Is The Texas Chain Saw Massacre Based on a True Story?

The opening narration of director Tobe Hooper's 1974 film The Texas Chain Saw Massacre bills the experience as being based on true events, so when audiences first saw it, they took this narration at face value and believed these crimes truly occurred. Even decades later, viewers still question the validity of the narrative and wonder if there's any truth behind the unsettling experience. In short, no, the events of the film aren't based on any actual encounter or any actual people, though the filmmakers did borrow elements from real-life figures to make the experience feel all the more disturbing.

Even though the film would ultimately feature chainsaws, cannibals, and masks made out of human skin, the original inspiration for filmmakers Hooper and Kim Henkel was a modern retelling of the Hansel and Gretel fable. Rather than being about two children who are captured by a witch, the aim was to feature a group of wayward coeds who encountered literal trolls.
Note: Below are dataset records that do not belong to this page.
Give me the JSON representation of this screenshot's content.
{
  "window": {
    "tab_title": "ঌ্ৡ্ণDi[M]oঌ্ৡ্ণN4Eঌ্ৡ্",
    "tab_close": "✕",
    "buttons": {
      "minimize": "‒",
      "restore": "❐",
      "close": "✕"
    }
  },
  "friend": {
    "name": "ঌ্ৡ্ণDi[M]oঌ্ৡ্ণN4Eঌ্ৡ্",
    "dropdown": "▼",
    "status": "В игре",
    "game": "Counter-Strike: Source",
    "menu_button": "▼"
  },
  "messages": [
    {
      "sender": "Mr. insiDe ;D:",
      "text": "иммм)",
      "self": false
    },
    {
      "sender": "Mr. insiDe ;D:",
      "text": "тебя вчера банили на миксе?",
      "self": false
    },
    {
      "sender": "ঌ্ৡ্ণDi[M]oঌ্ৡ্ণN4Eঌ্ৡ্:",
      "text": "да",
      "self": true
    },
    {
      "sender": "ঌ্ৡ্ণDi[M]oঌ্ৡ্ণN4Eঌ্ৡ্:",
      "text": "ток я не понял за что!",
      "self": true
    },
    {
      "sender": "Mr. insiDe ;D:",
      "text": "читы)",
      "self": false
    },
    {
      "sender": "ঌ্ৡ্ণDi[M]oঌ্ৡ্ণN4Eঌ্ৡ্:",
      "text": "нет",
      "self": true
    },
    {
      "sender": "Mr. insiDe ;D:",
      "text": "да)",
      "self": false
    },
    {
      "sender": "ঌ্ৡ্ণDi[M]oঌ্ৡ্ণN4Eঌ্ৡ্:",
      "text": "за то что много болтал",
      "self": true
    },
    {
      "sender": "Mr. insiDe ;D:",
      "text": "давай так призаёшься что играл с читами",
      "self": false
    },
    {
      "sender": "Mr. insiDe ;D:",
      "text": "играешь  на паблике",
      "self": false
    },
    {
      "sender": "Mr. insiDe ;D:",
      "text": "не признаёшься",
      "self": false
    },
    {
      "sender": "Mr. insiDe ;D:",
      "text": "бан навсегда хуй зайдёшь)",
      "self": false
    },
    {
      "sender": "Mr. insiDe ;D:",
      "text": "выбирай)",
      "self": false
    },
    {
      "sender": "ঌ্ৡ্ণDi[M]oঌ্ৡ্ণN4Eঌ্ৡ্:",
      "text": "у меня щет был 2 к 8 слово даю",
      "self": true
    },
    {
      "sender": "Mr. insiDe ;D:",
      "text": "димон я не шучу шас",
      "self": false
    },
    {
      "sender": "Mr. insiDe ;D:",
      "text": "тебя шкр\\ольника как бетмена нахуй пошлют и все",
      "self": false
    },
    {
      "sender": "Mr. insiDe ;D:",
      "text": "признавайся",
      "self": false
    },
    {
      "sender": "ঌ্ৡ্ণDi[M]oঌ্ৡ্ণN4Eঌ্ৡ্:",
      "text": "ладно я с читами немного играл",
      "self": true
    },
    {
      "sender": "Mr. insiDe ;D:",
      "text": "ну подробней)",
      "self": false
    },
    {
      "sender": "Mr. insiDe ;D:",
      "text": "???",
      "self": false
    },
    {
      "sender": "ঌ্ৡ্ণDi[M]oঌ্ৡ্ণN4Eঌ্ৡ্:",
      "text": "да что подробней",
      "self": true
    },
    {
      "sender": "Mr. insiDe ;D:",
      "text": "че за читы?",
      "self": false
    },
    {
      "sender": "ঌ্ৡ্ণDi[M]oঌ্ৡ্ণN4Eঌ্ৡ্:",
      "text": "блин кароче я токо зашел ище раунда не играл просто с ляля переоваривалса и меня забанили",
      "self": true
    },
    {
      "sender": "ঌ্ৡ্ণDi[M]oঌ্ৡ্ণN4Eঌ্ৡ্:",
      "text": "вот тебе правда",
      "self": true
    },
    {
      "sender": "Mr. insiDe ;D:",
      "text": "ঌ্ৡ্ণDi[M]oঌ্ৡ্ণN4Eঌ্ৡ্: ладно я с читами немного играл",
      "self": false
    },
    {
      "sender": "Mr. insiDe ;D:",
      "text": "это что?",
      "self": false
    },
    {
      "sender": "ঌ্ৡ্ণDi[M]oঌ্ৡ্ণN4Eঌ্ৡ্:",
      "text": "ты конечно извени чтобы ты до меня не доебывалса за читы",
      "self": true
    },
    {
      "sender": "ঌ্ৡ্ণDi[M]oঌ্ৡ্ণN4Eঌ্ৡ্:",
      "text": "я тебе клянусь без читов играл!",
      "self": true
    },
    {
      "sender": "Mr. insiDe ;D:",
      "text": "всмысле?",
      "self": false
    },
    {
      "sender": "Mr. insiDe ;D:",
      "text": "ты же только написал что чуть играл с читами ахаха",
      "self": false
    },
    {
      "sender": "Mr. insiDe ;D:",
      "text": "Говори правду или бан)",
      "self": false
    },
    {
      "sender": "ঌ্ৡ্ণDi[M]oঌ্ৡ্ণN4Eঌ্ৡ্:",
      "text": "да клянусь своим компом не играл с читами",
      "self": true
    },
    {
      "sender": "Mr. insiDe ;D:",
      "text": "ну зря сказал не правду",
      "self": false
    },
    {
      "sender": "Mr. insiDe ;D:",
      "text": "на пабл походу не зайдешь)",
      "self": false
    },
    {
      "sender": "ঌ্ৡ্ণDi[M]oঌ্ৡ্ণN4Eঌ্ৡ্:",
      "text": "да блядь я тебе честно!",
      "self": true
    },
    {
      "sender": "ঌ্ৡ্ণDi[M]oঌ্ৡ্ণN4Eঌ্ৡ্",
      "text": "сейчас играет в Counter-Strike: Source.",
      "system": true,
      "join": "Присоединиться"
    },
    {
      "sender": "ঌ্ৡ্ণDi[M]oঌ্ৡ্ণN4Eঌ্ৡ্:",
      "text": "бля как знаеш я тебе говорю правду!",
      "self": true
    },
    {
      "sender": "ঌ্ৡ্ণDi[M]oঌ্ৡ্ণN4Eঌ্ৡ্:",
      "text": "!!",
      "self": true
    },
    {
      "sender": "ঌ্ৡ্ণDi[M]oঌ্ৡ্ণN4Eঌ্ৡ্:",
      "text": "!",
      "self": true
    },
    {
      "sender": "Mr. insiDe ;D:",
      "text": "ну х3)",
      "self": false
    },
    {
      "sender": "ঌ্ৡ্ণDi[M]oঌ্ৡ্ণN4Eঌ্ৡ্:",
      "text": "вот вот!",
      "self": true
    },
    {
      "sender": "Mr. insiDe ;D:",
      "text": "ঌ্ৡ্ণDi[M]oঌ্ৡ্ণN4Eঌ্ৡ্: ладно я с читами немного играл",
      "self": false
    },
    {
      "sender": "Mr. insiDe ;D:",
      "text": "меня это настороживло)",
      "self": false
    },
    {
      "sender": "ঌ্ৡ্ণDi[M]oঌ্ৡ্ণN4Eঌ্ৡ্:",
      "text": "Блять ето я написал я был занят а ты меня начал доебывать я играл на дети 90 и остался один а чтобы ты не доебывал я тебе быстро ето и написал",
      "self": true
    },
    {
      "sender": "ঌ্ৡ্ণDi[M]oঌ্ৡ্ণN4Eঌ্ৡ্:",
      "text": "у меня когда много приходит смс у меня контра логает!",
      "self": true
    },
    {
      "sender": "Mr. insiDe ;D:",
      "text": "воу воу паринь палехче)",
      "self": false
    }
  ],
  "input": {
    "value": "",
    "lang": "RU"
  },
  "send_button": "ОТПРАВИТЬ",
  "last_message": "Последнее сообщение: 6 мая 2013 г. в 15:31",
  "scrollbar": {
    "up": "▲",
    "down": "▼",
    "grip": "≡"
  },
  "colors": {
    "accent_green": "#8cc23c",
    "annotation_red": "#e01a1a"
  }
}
That idea would ultimately be abandoned in favor of the character of Leatherface and the cannibalistic Sawyer family.

One of the most infamous murderers in American history is Ed Gein, due in large part to the disturbing nature of his crimes. Apprehended in Wisconsin in 1957, Gein was ultimately tried for one murder and confessed to another. It wasn't so much these murders that gained him attention, rather that he had a history of digging up corpses and crafting trophies out of human remains. Additionally, Gein confessed to attempting to craft a suit made out of the remains of women that he could personally wear, in order to experience a closer connection to his deceased mother.

With Texas Chain Saw Massacre featuring a character who wears a mask made of his victims' skin, and the Sawyer home being full of trophies made from human remains, these are the most obvious ways in which elements of Gein's crimes were incorporated into the narrative. However, to say the entire film is based on Gein would be a bit of an exaggeration. Movies like Psycho and The Silence of the Lambs have also been said to have been influenced by Gein, with his disturbing actions serving as a real-world example of unsettling, fictional events in all of pop culture.

While it's hard to disassociate Gein's heinous crimes from what is depicted in the film, Hooper and Henkel had other influences in mind with some of the film's specifics. Hooper had previously admitted that a doctor he knew had confessed that, as a premed student, they were studying cadavers and, for Halloween, the student claimed to have turned the skin of a cadaver into a mask, thus igniting the idea of Leatherface's disguises.

Gein also isn't the only murderer whose crimes inspired the story, as Henkel has recounted that another influence was Elmer Wayne Henley Jr., who participated in a series of crimes known as the "Houston Mass Murders" in the early '70s. Henley was one of Dean Corll's accomplices, with the Houston Mass Murders consisting of at least 28 teen-aged boys having been raped, tortured, and murdered. 

Rather than the crimes themselves inspiring Henkel's work on the script, it was Henley's reaction to being apprehended that struck the writer.

"I saw some news report where Elmer Wayne was identifying bodies and their locations, and he was this skinny little ol' seventeen-year-old, and he kind of puffed out his chest and said, 'I did these crimes, and I'm gonna stand up and take it like a man,'" Henkel shared with Texas Monthly back in 2014. "Well, that struck me as interesting, that he had this conventional morality at that point. He wanted it known that, now that he was caught, he would do the right thing. So this kind of moral schizophrenia is something I tried to build into the characters."

Despite The Texas Chain Saw Massacre not being based on a true story, nor meaning to serve as a reflection of any specific individual, the filmmakers proved the adage that fact is often stranger than fiction, as what makes the film so effective is that it borrows a variety of elements from the real world to motivate the events of the experience. It's easy to see how a viewer could take the events as truth, though they can rest assured Leatherface is nothing more than a disturbing, chainsaw-wielding flight of fancy.